Throwing Birthday Parties That Give Back
Start a new tradition with a charitable birthday bash
This birthday girl collected some most-needed items at her Bright Blessings party.
Courtesy of Bright Blessings
The anniversary of the birth of a child is a celebratory time. We gather friends and family to sing “Happy Birthday,” eat cake and play games. Then the long-awaited moment arrives, the birthday boy or girl opens the pile of birthday presents. Some families in Charlotte, however, are swapping birthday presents for a new tradition — birthday parties that give back with a service component included in the celebration.
Melina DeLeon’s invitation to her son’s second birthday party asked parents to bring a new or used book in lieu of a gift. Guests took DeLeon’s offer seriously and cleared their shelves. More than 100 books were donated to Promising Pages, a nonprofit organization that gives books to underserved children in Charlotte.
“It’s very important that we give back to the community, in general,” DeLeon, 34, says. “We want to instill that in our kids at a very young age. These types of birthday parties and volunteering will give them a sense of compassion for people.”
Organizations in Charlotte like Promising Pages benefit from these types of birthday celebrations. The Humane Society of Charlotte has been the recipient of fundraisers and supply drives. If they know a child is coming to drop off the donations, they try to make it a special experience with a photo, tour and a visit with a furry resident.
“They are kind and generous kids who are already thinking forward,” Emily Cook, Humane Society of Charlotte marketing and communications director, says. “I can only imagine being that young and being aware of community needs.”
The mission of Bright Blessings, a local nonprofit, is to help celebrate the birthdays of underserved students in the school system, and children and adults living in shelters. The organization supports the growing demand for birthday parties that encourage service and giving with Purpose Parties at its Matthews location. After an educational session about what they’re doing and how it’s important, the birthday child and guests put together kits with snacks, hygiene or baby items.
“It’s great to see kids asking questions,” Erin Clark, program manager, says. “As they absorb the information and work together on a project, you can see them internalize what it would be like if they were in the shoes of some of the children they’re going to help.”
The items for the kits are either provided by the birthday child’s parents or the party guests. Donated kits are then delivered to the shelters and schools. From Your Location Projects may be done at home or anywhere else with guidance from Bright Blessings. The staff helps determine the best project based on the age of the child and what’s most needed.
Noah Levy’s first give-back birthday party was when he turned 4. His mom, Amy Levy, 38, suggested a few places to donate and explained the needs of each organization. They agreed on The Relatives, a nonprofit organization supporting children and youth.

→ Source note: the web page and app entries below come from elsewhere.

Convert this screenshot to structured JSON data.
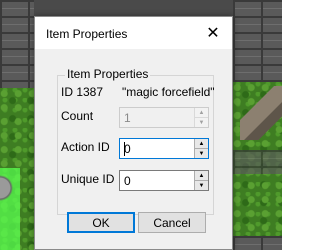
{
  "dialog": {
    "title": "Item Properties",
    "close_glyph": "✕",
    "group_title": "Item Properties",
    "id_text": "ID 1387",
    "item_name": "\"magic forcefield\"",
    "fields": {
      "count": {
        "label": "Count",
        "value": "1",
        "enabled": false
      },
      "action_id": {
        "label": "Action ID",
        "value": "0",
        "enabled": true,
        "focused": true
      },
      "unique_id": {
        "label": "Unique ID",
        "value": "0",
        "enabled": true
      }
    },
    "buttons": {
      "ok": "OK",
      "cancel": "Cancel"
    }
  },
  "spin_glyphs": {
    "up": "▲",
    "down": "▼"
  },
  "colors": {
    "dialog_bg": "#f0f0f0",
    "focus_border": "#0078d7",
    "selection": "#5aff50"
  }
}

The agency needed athletic equipment and Noah’s party was sports-themed. They collected footballs, soccer balls and games.
At his sixth birthday party, Noah wanted to make bags with toiletries and non-perishable items for homeless men. Levy attributes her son’s decision to their family’s involvement with the Men’s Shelter of Charlotte. “It’s something he cares about,” she says. “We make sandwiches together and drop them off at the homeless shelter every few months. We’ve been doing that since he was young.”

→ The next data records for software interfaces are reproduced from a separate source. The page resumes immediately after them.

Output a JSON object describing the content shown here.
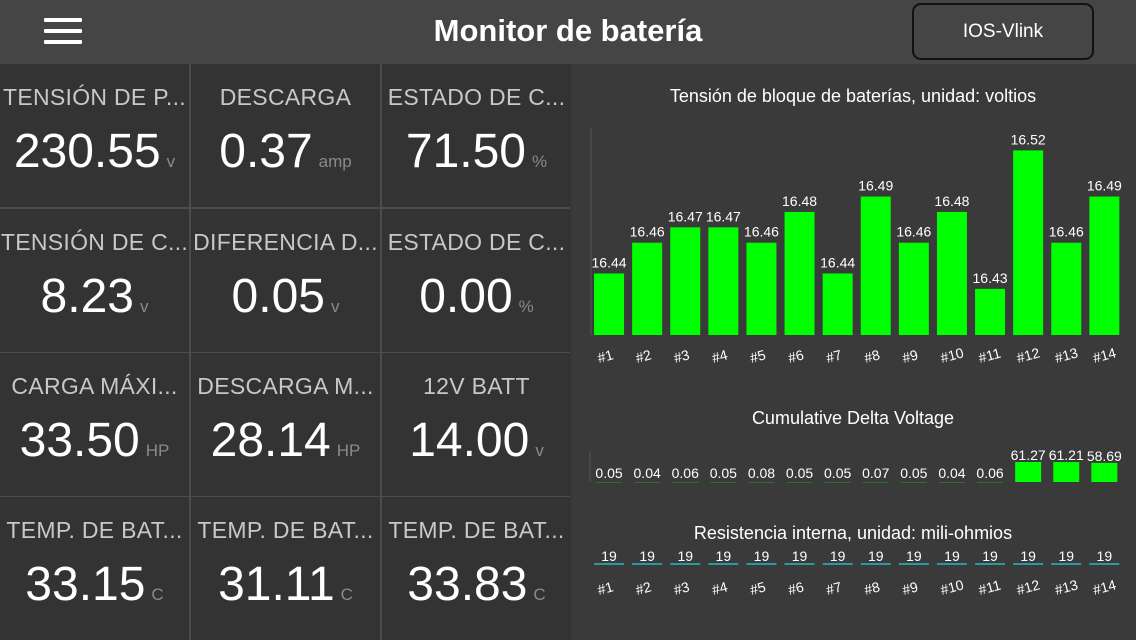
{
  "header": {
    "title": "Monitor de batería",
    "device_button": "IOS-Vlink"
  },
  "tiles": [
    {
      "label": "TENSIÓN DE P...",
      "value": "230.55",
      "unit": "v"
    },
    {
      "label": "DESCARGA",
      "value": "0.37",
      "unit": "amp"
    },
    {
      "label": "ESTADO DE C...",
      "value": "71.50",
      "unit": "%"
    },
    {
      "label": "TENSIÓN DE C...",
      "value": "8.23",
      "unit": "v"
    },
    {
      "label": "DIFERENCIA D...",
      "value": "0.05",
      "unit": "v"
    },
    {
      "label": "ESTADO DE C...",
      "value": "0.00",
      "unit": "%"
    },
    {
      "label": "CARGA MÁXI...",
      "value": "33.50",
      "unit": "HP"
    },
    {
      "label": "DESCARGA M...",
      "value": "28.14",
      "unit": "HP"
    },
    {
      "label": "12V BATT",
      "value": "14.00",
      "unit": "v"
    },
    {
      "label": "TEMP. DE BAT...",
      "value": "33.15",
      "unit": "C"
    },
    {
      "label": "TEMP. DE BAT...",
      "value": "31.11",
      "unit": "C"
    },
    {
      "label": "TEMP. DE BAT...",
      "value": "33.83",
      "unit": "C"
    }
  ],
  "colors": {
    "bar": "#00ff00",
    "resistance_line": "#29b6c4",
    "background": "#3a3a3a",
    "tile": "#333333"
  },
  "chart_data": [
    {
      "type": "bar",
      "title": "Tensión de bloque de baterías, unidad: voltios",
      "categories": [
        "#1",
        "#2",
        "#3",
        "#4",
        "#5",
        "#6",
        "#7",
        "#8",
        "#9",
        "#10",
        "#11",
        "#12",
        "#13",
        "#14"
      ],
      "values": [
        16.44,
        16.46,
        16.47,
        16.47,
        16.46,
        16.48,
        16.44,
        16.49,
        16.46,
        16.48,
        16.43,
        16.52,
        16.46,
        16.49
      ],
      "value_labels": [
        "16.44",
        "16.46",
        "16.47",
        "16.47",
        "16.46",
        "16.48",
        "16.44",
        "16.49",
        "16.46",
        "16.48",
        "16.43",
        "16.52",
        "16.46",
        "16.49"
      ],
      "ylim": [
        16.4,
        16.53
      ]
    },
    {
      "type": "bar",
      "title": "Cumulative Delta Voltage",
      "categories": [
        "#1",
        "#2",
        "#3",
        "#4",
        "#5",
        "#6",
        "#7",
        "#8",
        "#9",
        "#10",
        "#11",
        "#12",
        "#13",
        "#14"
      ],
      "values": [
        0.05,
        0.04,
        0.06,
        0.05,
        0.08,
        0.05,
        0.05,
        0.07,
        0.05,
        0.04,
        0.06,
        61.27,
        61.21,
        58.69
      ],
      "value_labels": [
        "0.05",
        "0.04",
        "0.06",
        "0.05",
        "0.08",
        "0.05",
        "0.05",
        "0.07",
        "0.05",
        "0.04",
        "0.06",
        "61.27",
        "61.21",
        "58.69"
      ]
    },
    {
      "type": "bar",
      "title": "Resistencia interna, unidad: mili-ohmios",
      "categories": [
        "#1",
        "#2",
        "#3",
        "#4",
        "#5",
        "#6",
        "#7",
        "#8",
        "#9",
        "#10",
        "#11",
        "#12",
        "#13",
        "#14"
      ],
      "values": [
        19,
        19,
        19,
        19,
        19,
        19,
        19,
        19,
        19,
        19,
        19,
        19,
        19,
        19
      ],
      "value_labels": [
        "19",
        "19",
        "19",
        "19",
        "19",
        "19",
        "19",
        "19",
        "19",
        "19",
        "19",
        "19",
        "19",
        "19"
      ]
    }
  ]
}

Planting the Seed for a Service Party
How do you get your gift-loving child to give up presents? Julie Sanniota, a licensed psychologist in private practice in south Charlotte, says the introduction of the idea and the child’s readiness are key. She recommends families regularly volunteer so that their children learn from those experiences and develop a sense of pride about what they’re doing to help the community.
“I think it’s more beneficial to do it as a way of life,” she says. “Look at the purpose of why you’re doing it and what you’re trying to achieve.”
Giving can build self-esteem and character in children, she says, but advises parents to follow the child’s lead. From a developmental standpoint, children under the age of 9 may not be ready to give up presents, especially if they’ve never participated in community service. She says to ask the child if they’re interested in a give-back party and if they say no, then try again the following year.
Eighth-grader Bekah Shore has initiated several give-back birthday parties. Shore, 14, started when she was 7 because another friend did something similar. At her most recent birthday party, 15 girlfriends sang karaoke, decorated cookies and donated food, treats and toys to Carolina Boxer Rescue. She advises other kids to ask their parents first, but then go ahead and get started with their own give-back party.
“Get your kids involved,” Shore recommends to parents. “Find things your kids are interested in and that way they’re enjoying it. They won’t feel forced into it.”
5 Ideas to Party With Purpose
* Contact Peace Passers to set-up a soccer equipment drive.
* Use the Kids Can Give Too site to raise money for your child’s favorite cause.
* Make kits for Bright Blessings programs.
* Find out what the Humane Society of Charlotte needs.
* Ask party guests to donate books for Promising Pages.
Vanessa Infanzon is a freelance writer who has wanted to write ever since reading Carolyn Keene’s Nancy Drew series. She runs, reads and writes to keep her sense of humor and sanity while raising three boys.